**WORK REQUEST:** Only an exact retyping of all the entries counts as an answer.

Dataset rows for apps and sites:
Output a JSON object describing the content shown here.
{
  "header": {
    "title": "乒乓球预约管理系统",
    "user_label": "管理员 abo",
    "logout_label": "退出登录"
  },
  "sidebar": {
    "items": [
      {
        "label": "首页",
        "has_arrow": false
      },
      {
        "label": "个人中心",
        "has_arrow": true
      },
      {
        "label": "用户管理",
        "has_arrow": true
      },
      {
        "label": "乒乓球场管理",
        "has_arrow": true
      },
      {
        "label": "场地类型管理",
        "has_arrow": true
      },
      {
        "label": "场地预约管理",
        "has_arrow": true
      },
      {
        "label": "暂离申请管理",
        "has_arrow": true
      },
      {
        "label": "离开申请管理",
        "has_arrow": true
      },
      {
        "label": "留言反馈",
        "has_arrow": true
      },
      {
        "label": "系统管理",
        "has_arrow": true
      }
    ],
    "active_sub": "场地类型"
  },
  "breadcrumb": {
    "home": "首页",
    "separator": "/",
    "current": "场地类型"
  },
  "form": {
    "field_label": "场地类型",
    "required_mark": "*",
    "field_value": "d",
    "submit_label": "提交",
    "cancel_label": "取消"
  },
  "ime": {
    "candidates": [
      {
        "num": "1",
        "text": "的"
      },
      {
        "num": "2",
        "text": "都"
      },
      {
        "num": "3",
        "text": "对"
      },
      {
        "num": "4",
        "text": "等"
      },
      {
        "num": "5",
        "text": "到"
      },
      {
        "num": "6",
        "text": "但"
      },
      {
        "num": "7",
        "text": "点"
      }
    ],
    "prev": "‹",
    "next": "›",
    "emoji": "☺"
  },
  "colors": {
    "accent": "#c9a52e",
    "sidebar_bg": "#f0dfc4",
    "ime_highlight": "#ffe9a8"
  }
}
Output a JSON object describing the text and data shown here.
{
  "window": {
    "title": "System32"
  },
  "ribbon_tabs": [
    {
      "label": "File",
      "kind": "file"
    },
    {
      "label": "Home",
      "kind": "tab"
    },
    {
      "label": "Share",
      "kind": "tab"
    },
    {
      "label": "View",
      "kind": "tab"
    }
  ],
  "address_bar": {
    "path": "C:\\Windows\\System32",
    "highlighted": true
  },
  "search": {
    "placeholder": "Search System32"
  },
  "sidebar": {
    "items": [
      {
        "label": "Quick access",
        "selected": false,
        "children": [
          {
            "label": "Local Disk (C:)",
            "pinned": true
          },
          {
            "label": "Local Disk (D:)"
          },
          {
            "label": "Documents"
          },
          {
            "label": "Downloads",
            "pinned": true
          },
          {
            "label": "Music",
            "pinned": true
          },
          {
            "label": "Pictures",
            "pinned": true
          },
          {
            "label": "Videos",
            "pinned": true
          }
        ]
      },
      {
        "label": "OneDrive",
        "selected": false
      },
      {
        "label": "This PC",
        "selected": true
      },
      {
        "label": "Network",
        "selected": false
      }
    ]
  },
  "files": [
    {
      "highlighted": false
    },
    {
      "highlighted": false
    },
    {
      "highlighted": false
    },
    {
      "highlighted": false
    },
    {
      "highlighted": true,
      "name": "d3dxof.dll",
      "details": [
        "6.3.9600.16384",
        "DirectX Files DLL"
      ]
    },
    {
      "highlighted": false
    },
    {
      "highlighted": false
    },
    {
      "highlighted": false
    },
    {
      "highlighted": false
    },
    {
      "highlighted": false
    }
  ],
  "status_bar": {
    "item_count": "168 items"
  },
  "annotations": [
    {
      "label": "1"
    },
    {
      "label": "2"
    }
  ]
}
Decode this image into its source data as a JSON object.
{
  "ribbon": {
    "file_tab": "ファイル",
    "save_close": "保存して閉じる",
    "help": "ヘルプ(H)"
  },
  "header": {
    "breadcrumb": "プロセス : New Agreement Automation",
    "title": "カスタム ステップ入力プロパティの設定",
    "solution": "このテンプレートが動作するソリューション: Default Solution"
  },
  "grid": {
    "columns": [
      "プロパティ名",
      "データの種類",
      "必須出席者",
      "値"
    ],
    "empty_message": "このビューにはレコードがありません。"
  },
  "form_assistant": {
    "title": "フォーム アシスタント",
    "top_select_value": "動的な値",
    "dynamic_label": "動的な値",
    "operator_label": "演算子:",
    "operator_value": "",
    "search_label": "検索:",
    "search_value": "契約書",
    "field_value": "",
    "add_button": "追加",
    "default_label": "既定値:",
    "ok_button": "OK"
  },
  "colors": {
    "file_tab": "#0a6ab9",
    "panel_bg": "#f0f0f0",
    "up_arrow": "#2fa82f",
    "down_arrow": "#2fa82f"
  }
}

**RESULT OF THIS EXERCISE:**
Output a JSON object describing the content shown here.
{
  "header": {
    "title": "乒乓球预约管理系统",
    "user_label": "管理员 abo",
    "logout_label": "退出登录"
  },
  "sidebar": {
    "items": [
      {
        "label": "首页",
        "has_arrow": false
      },
      {
        "label": "个人中心",
        "has_arrow": true
      },
      {
        "label": "用户管理",
        "has_arrow": true
      },
      {
        "label": "乒乓球场管理",
        "has_arrow": true
      },
      {
        "label": "场地类型管理",
        "has_arrow": true
      },
      {
        "label": "场地预约管理",
        "has_arrow": true
      },
      {
        "label": "暂离申请管理",
        "has_arrow": true
      },
      {
        "label": "离开申请管理",
        "has_arrow": true
      },
      {
        "label": "留言反馈",
        "has_arrow": true
      },
      {
        "label": "系统管理",
        "has_arrow": true
      }
    ],
    "active_sub": "场地类型"
  },
  "breadcrumb": {
    "home": "首页",
    "separator": "/",
    "current": "场地类型"
  },
  "form": {
    "field_label": "场地类型",
    "required_mark": "*",
    "field_value": "d",
    "submit_label": "提交",
    "cancel_label": "取消"
  },
  "ime": {
    "candidates": [
      {
        "num": "1",
        "text": "的"
      },
      {
        "num": "2",
        "text": "都"
      },
      {
        "num": "3",
        "text": "对"
      },
      {
        "num": "4",
        "text": "等"
      },
      {
        "num": "5",
        "text": "到"
      },
      {
        "num": "6",
        "text": "但"
      },
      {
        "num": "7",
        "text": "点"
      }
    ],
    "prev": "‹",
    "next": "›",
    "emoji": "☺"
  },
  "colors": {
    "accent": "#c9a52e",
    "sidebar_bg": "#f0dfc4",
    "ime_highlight": "#ffe9a8"
  }
}
Output a JSON object describing the text and data shown here.
{
  "window": {
    "title": "System32"
  },
  "ribbon_tabs": [
    {
      "label": "File",
      "kind": "file"
    },
    {
      "label": "Home",
      "kind": "tab"
    },
    {
      "label": "Share",
      "kind": "tab"
    },
    {
      "label": "View",
      "kind": "tab"
    }
  ],
  "address_bar": {
    "path": "C:\\Windows\\System32",
    "highlighted": true
  },
  "search": {
    "placeholder": "Search System32"
  },
  "sidebar": {
    "items": [
      {
        "label": "Quick access",
        "selected": false,
        "children": [
          {
            "label": "Local Disk (C:)",
            "pinned": true
          },
          {
            "label": "Local Disk (D:)"
          },
          {
            "label": "Documents"
          },
          {
            "label": "Downloads",
            "pinned": true
          },
          {
            "label": "Music",
            "pinned": true
          },
          {
            "label": "Pictures",
            "pinned": true
          },
          {
            "label": "Videos",
            "pinned": true
          }
        ]
      },
      {
        "label": "OneDrive",
        "selected": false
      },
      {
        "label": "This PC",
        "selected": true
      },
      {
        "label": "Network",
        "selected": false
      }
    ]
  },
  "files": [
    {
      "highlighted": false
    },
    {
      "highlighted": false
    },
    {
      "highlighted": false
    },
    {
      "highlighted": false
    },
    {
      "highlighted": true,
      "name": "d3dxof.dll",
      "details": [
        "6.3.9600.16384",
        "DirectX Files DLL"
      ]
    },
    {
      "highlighted": false
    },
    {
      "highlighted": false
    },
    {
      "highlighted": false
    },
    {
      "highlighted": false
    },
    {
      "highlighted": false
    }
  ],
  "status_bar": {
    "item_count": "168 items"
  },
  "annotations": [
    {
      "label": "1"
    },
    {
      "label": "2"
    }
  ]
}
Decode this image into its source data as a JSON object.
{
  "ribbon": {
    "file_tab": "ファイル",
    "save_close": "保存して閉じる",
    "help": "ヘルプ(H)"
  },
  "header": {
    "breadcrumb": "プロセス : New Agreement Automation",
    "title": "カスタム ステップ入力プロパティの設定",
    "solution": "このテンプレートが動作するソリューション: Default Solution"
  },
  "grid": {
    "columns": [
      "プロパティ名",
      "データの種類",
      "必須出席者",
      "値"
    ],
    "empty_message": "このビューにはレコードがありません。"
  },
  "form_assistant": {
    "title": "フォーム アシスタント",
    "top_select_value": "動的な値",
    "dynamic_label": "動的な値",
    "operator_label": "演算子:",
    "operator_value": "",
    "search_label": "検索:",
    "search_value": "契約書",
    "field_value": "",
    "add_button": "追加",
    "default_label": "既定値:",
    "ok_button": "OK"
  },
  "colors": {
    "file_tab": "#0a6ab9",
    "panel_bg": "#f0f0f0",
    "up_arrow": "#2fa82f",
    "down_arrow": "#2fa82f"
  }
}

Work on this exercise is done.